It found that the experience of drinking whisky was affected by changes in lighting, a special soundtrack and surrounding aromas, highlighting how the right environment in a bar can enhance drinking complex liquids such as whiskies.
The study was carried out by Professor Charles Spence, head of cross-modal research in the Department of Experimental Science at Oxford University.
It was based on research carried out in a specially designed pop-up bar in London earlier this year with “sensory architects” Condiment Junkie and The Singleton single malt Scotch.
Followed by in-lab testing, the study found that participants reported significant variations in their ratings of the scent, taste and flavour of whisky when tasting The Singleton in different atmospheres.
The Singleton Sensorium saw people tasting the whisky in three rooms with very different environments: a green grassy room laid with turf accompanied by noises of nature, a fruity-smelling room bathed in red with chiming bells (pictured), and a woodsmoke-scented room with wood panels, trees and sounds of crackling wood.
Professor Spence said: “We carried out experiments both in the laboratory and in The Singleton Sensorium under more realistic bar conditions. Both sets of results confirm that it really is possible to enhance the drinker’s experience by creating a rich multi-sensory environment.
“This sort of research has significant implications for anyone looking to enhance their whisky experience in a bar, restaurant or even from the comfort of their own homes. Notable chefs have embraced the potential when working with all the senses to deliver powerful tasting experiences.”
This latest research has been published in Flavour, a peer-reviewed journal from Bio Med, as Velasco et al: Assessing the influence of the multisensory environment on the whisky drinking experience.

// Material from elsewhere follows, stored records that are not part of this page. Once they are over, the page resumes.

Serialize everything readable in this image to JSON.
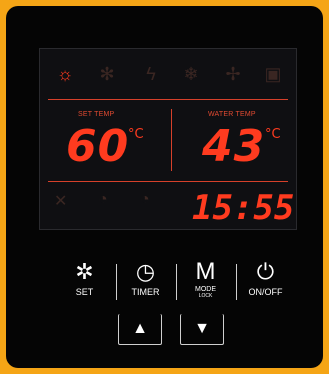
{
  "display": {
    "set_temp": {
      "label": "SET TEMP",
      "value": "60",
      "unit": "°C"
    },
    "water_temp": {
      "label": "WATER TEMP",
      "value": "43",
      "unit": "°C"
    },
    "clock": "15:55",
    "status_icons": {
      "active_color": "#ff3b1f",
      "dim_color": "#3a2622",
      "icons": [
        "sun-icon",
        "defrost-icon",
        "lightning-icon",
        "snowflake-icon",
        "fan-icon",
        "lock-icon"
      ]
    }
  },
  "buttons": {
    "set": "SET",
    "timer": "TIMER",
    "mode": "M",
    "mode_label": "MODE",
    "mode_sub": "LOCK",
    "onoff": "ON/OFF"
  },
  "arrows": {
    "up": "▲",
    "down": "▼"
  }
}
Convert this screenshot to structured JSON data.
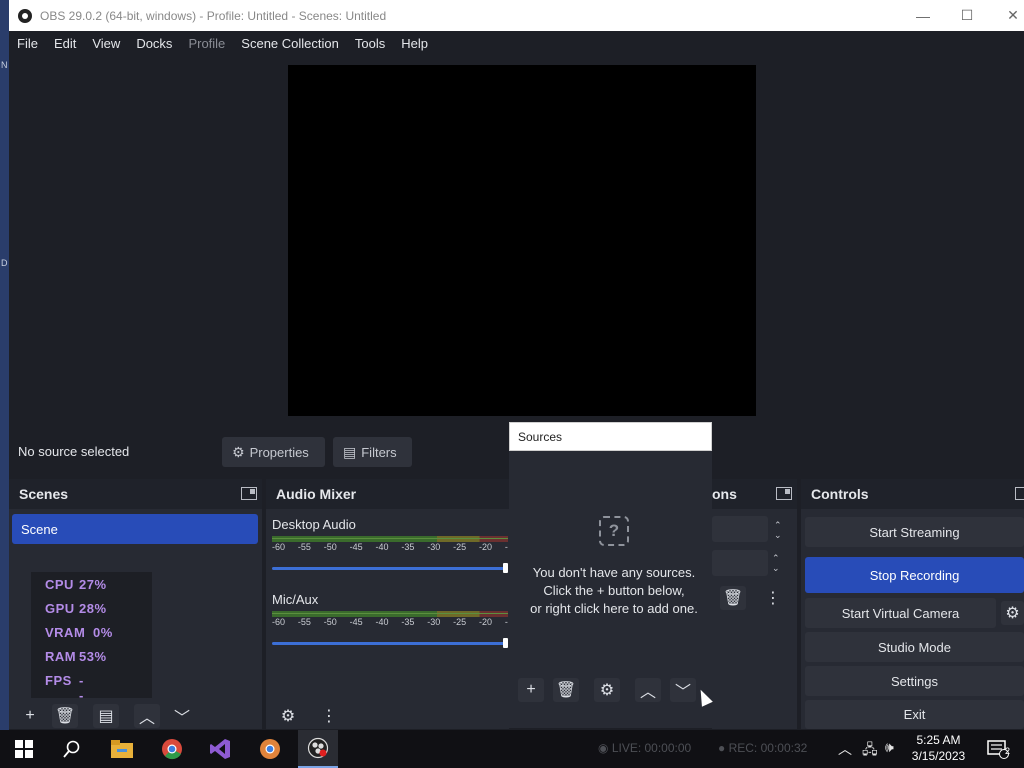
{
  "window": {
    "title": "OBS 29.0.2 (64-bit, windows) - Profile: Untitled - Scenes: Untitled",
    "minimize": "—",
    "maximize": "☐",
    "close": "✕"
  },
  "desktop": {
    "marks": [
      "N",
      "D"
    ]
  },
  "menu": {
    "file": "File",
    "edit": "Edit",
    "view": "View",
    "docks": "Docks",
    "profile": "Profile",
    "scene_collection": "Scene Collection",
    "tools": "Tools",
    "help": "Help"
  },
  "source_bar": {
    "status": "No source selected",
    "properties": "Properties",
    "filters": "Filters"
  },
  "scenes": {
    "title": "Scenes",
    "items": [
      "Scene"
    ]
  },
  "stats": {
    "cpu_label": "CPU",
    "cpu_value": "27%",
    "gpu_label": "GPU",
    "gpu_value": "28%",
    "vram_label": "VRAM",
    "vram_value": "0%",
    "ram_label": "RAM",
    "ram_value": "53%",
    "fps_label": "FPS",
    "fps_value": "--"
  },
  "audio_mixer": {
    "title": "Audio Mixer",
    "scale": [
      "-60",
      "-55",
      "-50",
      "-45",
      "-40",
      "-35",
      "-30",
      "-25",
      "-20",
      "-"
    ],
    "channels": [
      {
        "name": "Desktop Audio",
        "volume": 1.0
      },
      {
        "name": "Mic/Aux",
        "volume": 1.0
      }
    ]
  },
  "transitions": {
    "title_fragment": "ons"
  },
  "sources": {
    "title": "Sources",
    "empty_line1": "You don't have any sources.",
    "empty_line2": "Click the + button below,",
    "empty_line3": "or right click here to add one."
  },
  "controls": {
    "title": "Controls",
    "start_streaming": "Start Streaming",
    "stop_recording": "Stop Recording",
    "start_virtual_camera": "Start Virtual Camera",
    "studio_mode": "Studio Mode",
    "settings": "Settings",
    "exit": "Exit"
  },
  "statusbar": {
    "live": "LIVE: 00:00:00",
    "rec": "REC: 00:00:32"
  },
  "taskbar": {
    "time": "5:25 AM",
    "date": "3/15/2023",
    "notifications": "2"
  },
  "colors": {
    "accent": "#284cb8",
    "panel": "#272a33",
    "background": "#1d1f26"
  }
}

The full paper is available to read at http://www.flavourjournal.com/content/2/1/23.